Robert Eldridge Robert (Bob) Eldridge is a Director with Redstone Government Consulting Inc. He provides Government Contract Consulting services to our Government contractors primarily related to compliance with Federal Acquisition Regulations and Cost Accounting Standards, equitable adjustment claims, and business systems. Prior to joining Redstone Government Consulting, Bob served in a number of capacities with DCAA for over 32 years. Upon his retirement, Bob was a Regional Audit Manager with DCAA. Bob began his DCAA career in 1981 as an auditor-trainee with the Pratt & Whitney Resident Office in West Palm Beach, Florida. Bob served two three year tours at the Defense Contract Audit Institute teaching multiple contract audit courses including “Auditing Internal Controls”, “Technical Management of Audits”, and “Advanced Cost Accounting Standards” and writing Agency courses on Cost Accounting Standards and Equitable Adjustment Claims. He returned to the Eastern Region in 1999, holding various audit positions before ultimately becoming a Regional Audit Manager in February 2007. As Chief of the Eastern Region Quality Assurance Division, Bob was heavily involved in developing DCAA guidance related to auditor consideration of internal controls and risk assessment preparation. In 2012, Bob was assigned to the U.S. Senate Committee for Homeland Security and Governmental Affairs, serving as a subject matter expert on a wide range of federal contract and grant matters for Senator Susan Collins. During Bob’s tenure with DCAA, he had overall management responsibility for audits performed by over 200 employees. He was directly involved in conducting or managing a wide variety of compliance audits, including: forward pricing proposals, incurred cost submissions, business system internal controls, Cost Accounting Standards, claims, and defective pricing. Bob was also directly involved in complex quantitative methods applications, particularly regression analysis and improvement curve applications. Bob currently specializes in assisting clients with more complex DCAA audit issues related to business system internal controls and Disclosure Statements and with developing and maintaining government compliant accounting and estimating systems. Bob also provides expert advice on compliance with FAR cost principles and Cost Accounting Standards and assists with the more complex forward pricing proposals and equitable adjustment claims.

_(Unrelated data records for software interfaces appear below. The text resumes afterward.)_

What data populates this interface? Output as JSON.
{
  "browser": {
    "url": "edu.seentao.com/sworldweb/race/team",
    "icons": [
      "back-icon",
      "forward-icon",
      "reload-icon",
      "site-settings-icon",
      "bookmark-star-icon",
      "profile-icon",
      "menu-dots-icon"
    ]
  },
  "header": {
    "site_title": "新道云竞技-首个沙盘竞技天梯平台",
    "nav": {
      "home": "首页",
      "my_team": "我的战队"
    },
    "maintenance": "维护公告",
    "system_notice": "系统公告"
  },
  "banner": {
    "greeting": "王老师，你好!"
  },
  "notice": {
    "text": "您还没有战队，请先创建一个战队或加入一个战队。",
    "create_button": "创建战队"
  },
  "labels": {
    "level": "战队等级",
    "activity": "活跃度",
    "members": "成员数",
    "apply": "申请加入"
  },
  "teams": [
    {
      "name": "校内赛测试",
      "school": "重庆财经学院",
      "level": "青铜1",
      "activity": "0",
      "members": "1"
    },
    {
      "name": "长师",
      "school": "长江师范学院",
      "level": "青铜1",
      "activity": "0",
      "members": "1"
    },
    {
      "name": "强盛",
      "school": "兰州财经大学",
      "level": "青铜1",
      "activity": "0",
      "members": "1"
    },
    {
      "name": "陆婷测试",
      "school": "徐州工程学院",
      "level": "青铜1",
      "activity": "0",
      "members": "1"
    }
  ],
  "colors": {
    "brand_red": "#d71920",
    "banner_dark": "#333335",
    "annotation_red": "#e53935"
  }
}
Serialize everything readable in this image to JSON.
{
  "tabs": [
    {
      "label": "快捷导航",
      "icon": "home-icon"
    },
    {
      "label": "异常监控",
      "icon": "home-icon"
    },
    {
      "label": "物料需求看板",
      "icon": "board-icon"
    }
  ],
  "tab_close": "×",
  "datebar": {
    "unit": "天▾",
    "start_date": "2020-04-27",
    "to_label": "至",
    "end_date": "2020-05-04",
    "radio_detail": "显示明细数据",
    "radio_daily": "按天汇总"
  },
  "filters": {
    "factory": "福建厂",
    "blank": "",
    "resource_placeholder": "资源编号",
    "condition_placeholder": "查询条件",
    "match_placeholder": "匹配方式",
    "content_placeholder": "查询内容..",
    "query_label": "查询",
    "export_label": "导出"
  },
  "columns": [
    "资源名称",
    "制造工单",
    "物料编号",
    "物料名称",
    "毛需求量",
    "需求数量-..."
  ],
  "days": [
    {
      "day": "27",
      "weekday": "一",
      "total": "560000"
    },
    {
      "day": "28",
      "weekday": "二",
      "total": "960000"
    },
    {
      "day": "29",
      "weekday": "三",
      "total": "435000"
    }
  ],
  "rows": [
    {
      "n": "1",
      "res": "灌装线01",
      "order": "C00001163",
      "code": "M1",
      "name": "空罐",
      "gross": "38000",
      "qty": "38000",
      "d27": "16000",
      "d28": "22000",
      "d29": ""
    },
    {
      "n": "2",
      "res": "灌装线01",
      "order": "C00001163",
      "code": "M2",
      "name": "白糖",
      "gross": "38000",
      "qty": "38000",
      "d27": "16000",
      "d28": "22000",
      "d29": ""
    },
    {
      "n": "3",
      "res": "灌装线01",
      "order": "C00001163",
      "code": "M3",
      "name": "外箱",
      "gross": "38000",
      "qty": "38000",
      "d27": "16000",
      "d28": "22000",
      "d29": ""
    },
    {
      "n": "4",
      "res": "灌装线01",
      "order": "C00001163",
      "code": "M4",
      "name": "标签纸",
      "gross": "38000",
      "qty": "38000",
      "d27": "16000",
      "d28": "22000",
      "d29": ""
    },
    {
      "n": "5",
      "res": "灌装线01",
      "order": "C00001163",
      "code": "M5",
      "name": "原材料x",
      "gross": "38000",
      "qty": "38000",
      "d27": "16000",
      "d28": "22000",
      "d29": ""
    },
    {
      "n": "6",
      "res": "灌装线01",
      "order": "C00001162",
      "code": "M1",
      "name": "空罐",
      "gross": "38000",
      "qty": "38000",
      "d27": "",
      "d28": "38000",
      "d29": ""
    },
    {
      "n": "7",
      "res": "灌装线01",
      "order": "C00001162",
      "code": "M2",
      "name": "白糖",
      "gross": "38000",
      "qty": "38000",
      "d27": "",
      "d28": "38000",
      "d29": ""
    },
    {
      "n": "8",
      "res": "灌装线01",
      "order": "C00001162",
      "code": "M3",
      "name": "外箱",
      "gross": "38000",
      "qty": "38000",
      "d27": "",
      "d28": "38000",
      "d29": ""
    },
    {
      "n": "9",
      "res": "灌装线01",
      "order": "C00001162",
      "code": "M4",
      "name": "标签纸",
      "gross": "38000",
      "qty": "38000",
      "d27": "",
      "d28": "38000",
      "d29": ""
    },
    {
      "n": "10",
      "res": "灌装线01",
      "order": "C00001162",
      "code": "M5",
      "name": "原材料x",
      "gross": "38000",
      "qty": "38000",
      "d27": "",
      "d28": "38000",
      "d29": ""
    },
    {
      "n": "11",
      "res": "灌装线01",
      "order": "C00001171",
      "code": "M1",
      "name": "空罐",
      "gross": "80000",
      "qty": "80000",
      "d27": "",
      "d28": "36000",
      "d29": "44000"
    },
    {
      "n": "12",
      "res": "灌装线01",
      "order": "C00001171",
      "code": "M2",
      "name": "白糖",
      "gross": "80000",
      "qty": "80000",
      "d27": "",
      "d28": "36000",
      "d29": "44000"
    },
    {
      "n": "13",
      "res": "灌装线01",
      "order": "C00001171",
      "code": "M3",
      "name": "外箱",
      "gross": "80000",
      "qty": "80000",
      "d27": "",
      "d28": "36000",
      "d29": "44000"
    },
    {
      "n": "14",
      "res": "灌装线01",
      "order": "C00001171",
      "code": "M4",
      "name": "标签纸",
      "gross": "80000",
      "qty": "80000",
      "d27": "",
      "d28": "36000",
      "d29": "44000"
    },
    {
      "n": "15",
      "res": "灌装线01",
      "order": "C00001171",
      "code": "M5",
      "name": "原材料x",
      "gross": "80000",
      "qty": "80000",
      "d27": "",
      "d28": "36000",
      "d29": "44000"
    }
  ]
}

About Redstone GCI

Redstone Government Consultants are a team of the most senior industry veterans and the brightest new talent in the industry. Many have held senior government positions including leadership roles in the DCAA. Our new talents bring significant accounting and software experience along with fresh perspectives, inspiration and energy to our team. Through our leadership and combined experience, we provide a unique perspective, bringing both government and contractor proficiencies to bear and ensuring rock-solid government compliance for our clients.

Topics: DFARS Business Systems, DOD Contractors